The Suzuki has a 4-bhp advantage over the Kawasaki, but more importantly, it’s 12 kg lighter. And that combined with the more relaxed yet sporty riding position, makes the Suzuki easier to get along with everywhere. The suspension is on the softer side which allows you to get more comfortable on the bike, though it does tend to wallow ever so slightly if you’re braking hard into a corner. The standout aspect of the Suzuki’s handling is the way you can point it wherever you want and it goes exactly there.
As I round a tight left hander that leads onto a short straight followed by another tight left, I find myself far more relaxed on the blue bike than on the green one. I’m able to pick a line and change it if need be far more easily than on the Z1000, and I’m impressed. Both bikes have ABS, so you’re unlikely to redesign the scenery around your favourite riding road. However, the Suzuki’s traction control is a big plus for riding hard. However, when I’m on the Z, I forget all about the S. And so it goes, back and forth, hour after hour.


I don’t think there is a better motorcycle here. These two motorcycles complement each other; each does something that the other can’t, and therein lies the dilemma. Given that the Suzuki with traction control is ` 62,000 cheaper than the Kawasaki with its style is a big factor. If you think so too, then go for the Suzuki and I assure you complete happiness. The Suzuki, honestly, is the better buy. However, there is more to it.
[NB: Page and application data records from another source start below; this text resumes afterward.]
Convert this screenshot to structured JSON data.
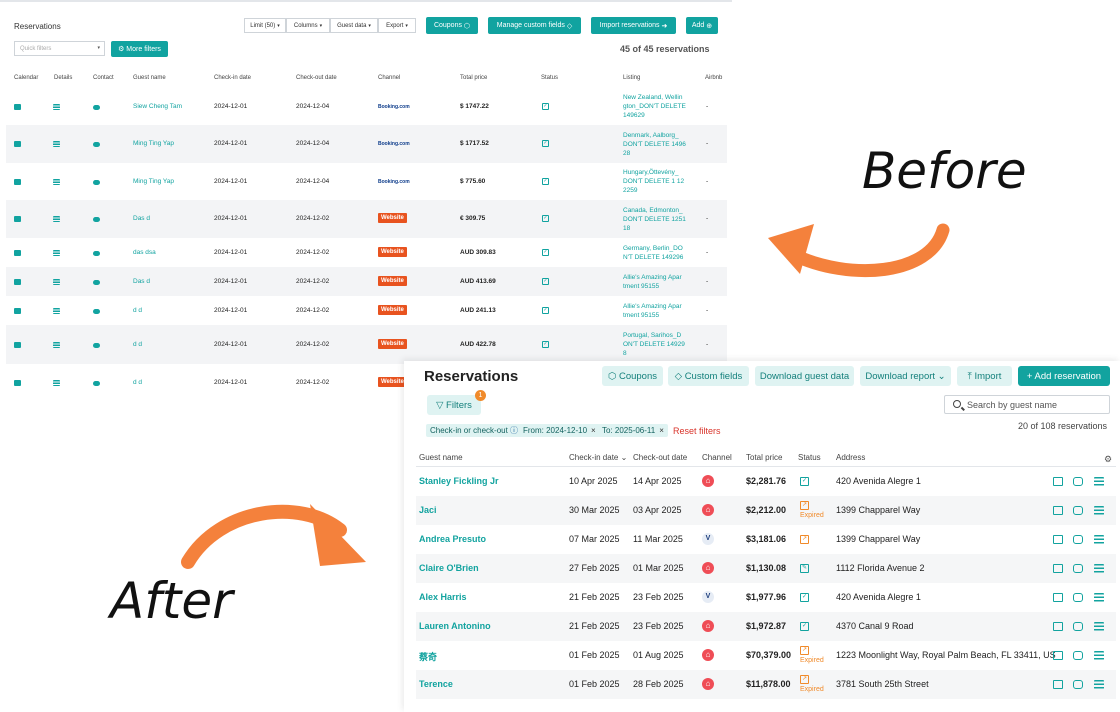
{
  "before": {
    "title": "Reservations",
    "toolbar": [
      {
        "label": "Limit (50)",
        "caret": "▾"
      },
      {
        "label": "Columns",
        "caret": "▾"
      },
      {
        "label": "Guest data",
        "caret": "▾"
      },
      {
        "label": "Export",
        "caret": "▾"
      }
    ],
    "buttons": {
      "coupons": "Coupons",
      "custom_fields": "Manage custom fields",
      "import": "Import reservations",
      "add": "Add"
    },
    "quick_filters_placeholder": "Quick filters",
    "more_filters": "More filters",
    "count": "45 of 45 reservations",
    "columns": [
      "Calendar",
      "Details",
      "Contact",
      "Guest name",
      "Check-in date",
      "Check-out date",
      "Channel",
      "Total price",
      "Status",
      "Listing",
      "Airbnb"
    ],
    "rows": [
      {
        "guest": "Siew Cheng Tam",
        "checkin": "2024-12-01",
        "checkout": "2024-12-04",
        "channel": "Booking.com",
        "price": "$ 1747.22",
        "listing": [
          "New Zealand, Wellin",
          "gton_DON'T DELETE",
          "149629"
        ],
        "airbnb": "-"
      },
      {
        "guest": "Ming Ting Yap",
        "checkin": "2024-12-01",
        "checkout": "2024-12-04",
        "channel": "Booking.com",
        "price": "$ 1717.52",
        "listing": [
          "Denmark, Aalborg_",
          "DON'T DELETE 1496",
          "28"
        ],
        "airbnb": "-"
      },
      {
        "guest": "Ming Ting Yap",
        "checkin": "2024-12-01",
        "checkout": "2024-12-04",
        "channel": "Booking.com",
        "price": "$ 775.60",
        "listing": [
          "Hungary,Öttevény_",
          "DON'T DELETE 1 12",
          "2259"
        ],
        "airbnb": "-"
      },
      {
        "guest": "Das d",
        "checkin": "2024-12-01",
        "checkout": "2024-12-02",
        "channel": "Website",
        "price": "€ 309.75",
        "listing": [
          "Canada, Edmonton_",
          "DON'T DELETE 1251",
          "18"
        ],
        "airbnb": "-"
      },
      {
        "guest": "das dsa",
        "checkin": "2024-12-01",
        "checkout": "2024-12-02",
        "channel": "Website",
        "price": "AUD 309.83",
        "listing": [
          "Germany, Berlin_DO",
          "N'T DELETE 149296"
        ],
        "airbnb": "-"
      },
      {
        "guest": "Das d",
        "checkin": "2024-12-01",
        "checkout": "2024-12-02",
        "channel": "Website",
        "price": "AUD 413.69",
        "listing": [
          "Allie's Amazing Apar",
          "tment 95155"
        ],
        "airbnb": "-"
      },
      {
        "guest": "d d",
        "checkin": "2024-12-01",
        "checkout": "2024-12-02",
        "channel": "Website",
        "price": "AUD 241.13",
        "listing": [
          "Allie's Amazing Apar",
          "tment 95155"
        ],
        "airbnb": "-"
      },
      {
        "guest": "d d",
        "checkin": "2024-12-01",
        "checkout": "2024-12-02",
        "channel": "Website",
        "price": "AUD 422.78",
        "listing": [
          "Portugal, Sarihos_D",
          "ON'T DELETE 14929",
          "8"
        ],
        "airbnb": "-"
      },
      {
        "guest": "d d",
        "checkin": "2024-12-01",
        "checkout": "2024-12-02",
        "channel": "Website",
        "price": "",
        "listing": [],
        "airbnb": ""
      }
    ]
  },
  "labels": {
    "before": "Before",
    "after": "After"
  },
  "colors": {
    "accent": "#12a39f",
    "arrow": "#f4813c",
    "website": "#e8531f",
    "airbnb": "#ef4d56",
    "expired": "#f08a2a",
    "reset": "#d9342b"
  },
  "after": {
    "title": "Reservations",
    "buttons": {
      "coupons": "Coupons",
      "custom_fields": "Custom fields",
      "download_guest": "Download guest data",
      "download_report": "Download report",
      "import": "Import",
      "add": "+ Add reservation"
    },
    "filters": "Filters",
    "filter_badge": "1",
    "search_placeholder": "Search by guest name",
    "chips": [
      "Check-in or check-out",
      "From: 2024-12-10",
      "To: 2025-06-11"
    ],
    "reset_filters": "Reset filters",
    "count": "20 of 108 reservations",
    "columns": [
      "Guest name",
      "Check-in date",
      "Check-out date",
      "Channel",
      "Total price",
      "Status",
      "Address"
    ],
    "expired_label": "Expired",
    "rows": [
      {
        "guest": "Stanley Fickling Jr",
        "checkin": "10 Apr 2025",
        "checkout": "14 Apr 2025",
        "channel": "airbnb",
        "price": "$2,281.76",
        "status": "confirmed",
        "address": "420 Avenida Alegre 1"
      },
      {
        "guest": "Jaci",
        "checkin": "30 Mar 2025",
        "checkout": "03 Apr 2025",
        "channel": "airbnb",
        "price": "$2,212.00",
        "status": "expired",
        "address": "1399 Chapparel Way"
      },
      {
        "guest": "Andrea Presuto",
        "checkin": "07 Mar 2025",
        "checkout": "11 Mar 2025",
        "channel": "vrbo",
        "price": "$3,181.06",
        "status": "pending",
        "address": "1399 Chapparel Way"
      },
      {
        "guest": "Claire O'Brien",
        "checkin": "27 Feb 2025",
        "checkout": "01 Mar 2025",
        "channel": "airbnb",
        "price": "$1,130.08",
        "status": "edited",
        "address": "1112 Florida Avenue 2"
      },
      {
        "guest": "Alex Harris",
        "checkin": "21 Feb 2025",
        "checkout": "23 Feb 2025",
        "channel": "vrbo",
        "price": "$1,977.96",
        "status": "confirmed",
        "address": "420 Avenida Alegre 1"
      },
      {
        "guest": "Lauren Antonino",
        "checkin": "21 Feb 2025",
        "checkout": "23 Feb 2025",
        "channel": "airbnb",
        "price": "$1,972.87",
        "status": "confirmed",
        "address": "4370 Canal 9 Road"
      },
      {
        "guest": "蔡奇",
        "checkin": "01 Feb 2025",
        "checkout": "01 Aug 2025",
        "channel": "airbnb",
        "price": "$70,379.00",
        "status": "expired",
        "address": "1223 Moonlight Way, Royal Palm Beach, FL 33411, US"
      },
      {
        "guest": "Terence",
        "checkin": "01 Feb 2025",
        "checkout": "28 Feb 2025",
        "channel": "airbnb",
        "price": "$11,878.00",
        "status": "expired",
        "address": "3781 South 25th Street"
      }
    ]
  }
}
These are both 140-bhp motorcycles with excellent brakes — but for different moods. Around town, there’s not much difference between the two. However, up the speed and the Z keeps you on your toes, while the S is just that much more easier to ride which means you can go faster for longer. To get into the Kawasaki’s mood, you’ll need a few shots of espresso chased down with a couple of cans of Monster. With the Suzuki, a cup of decaf will do just fine. And that’s exactly why the Z1000 is still one of my favourite motorcycles ever with the GSX-S1000 a close second.

SUZUKI GSX-S1000
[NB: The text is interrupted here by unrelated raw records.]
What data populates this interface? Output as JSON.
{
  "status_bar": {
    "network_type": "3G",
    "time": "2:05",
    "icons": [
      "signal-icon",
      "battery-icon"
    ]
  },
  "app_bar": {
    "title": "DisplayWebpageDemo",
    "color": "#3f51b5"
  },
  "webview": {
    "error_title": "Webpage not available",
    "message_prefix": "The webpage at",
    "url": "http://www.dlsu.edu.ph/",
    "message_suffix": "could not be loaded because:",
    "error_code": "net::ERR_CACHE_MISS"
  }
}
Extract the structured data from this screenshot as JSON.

POWERTRAIN

Displacement: 999cc, inline-four

Max power: 144 bhp

Max torque: NA

Transmission: 6-speed

CHASSIS Type: Twin-spar frame

SUSPENSION (F/R): Inverted fork / monoshock

BRAKES (F/R): Twin discs / single disc

TYRES (F/R): 120/70 ZR17 / 190/50 ZR17

DIMENSIONS

L/W/H (mm): 2115/795/1080

Wheelbase: 1460 mm

Kerb weight: 209 kg

Fuel tank: 17 litres

PRICE Rs 12.25 lakh (Ex-showroom, Mumbai)
KAWASAKI Z1000

POWERTRAIN

Displacement: 1043cc, inline-four

Max power: 140 bhp@10,000 rpm

Max torque: 11.3 kgm@7300 rpm

Transmission: 6-speed

CHASSIS Type: Twin-spar frame

SUSPENSION (F/R): Inverted fork / monoshock

BRAKES (F/R): Twin discs / single disc

TYRES (F/R): 120/70 ZR17 / 190/50 ZR17

DIMENSIONS

L/W/H (mm): 2045/790/1055

Wheelbase: 1435 mm

Kerb weight: 221 kg

Fuel tank: 17 litres

PRICE Rs 12.87 lakh (Ex-showroom, Mumbai)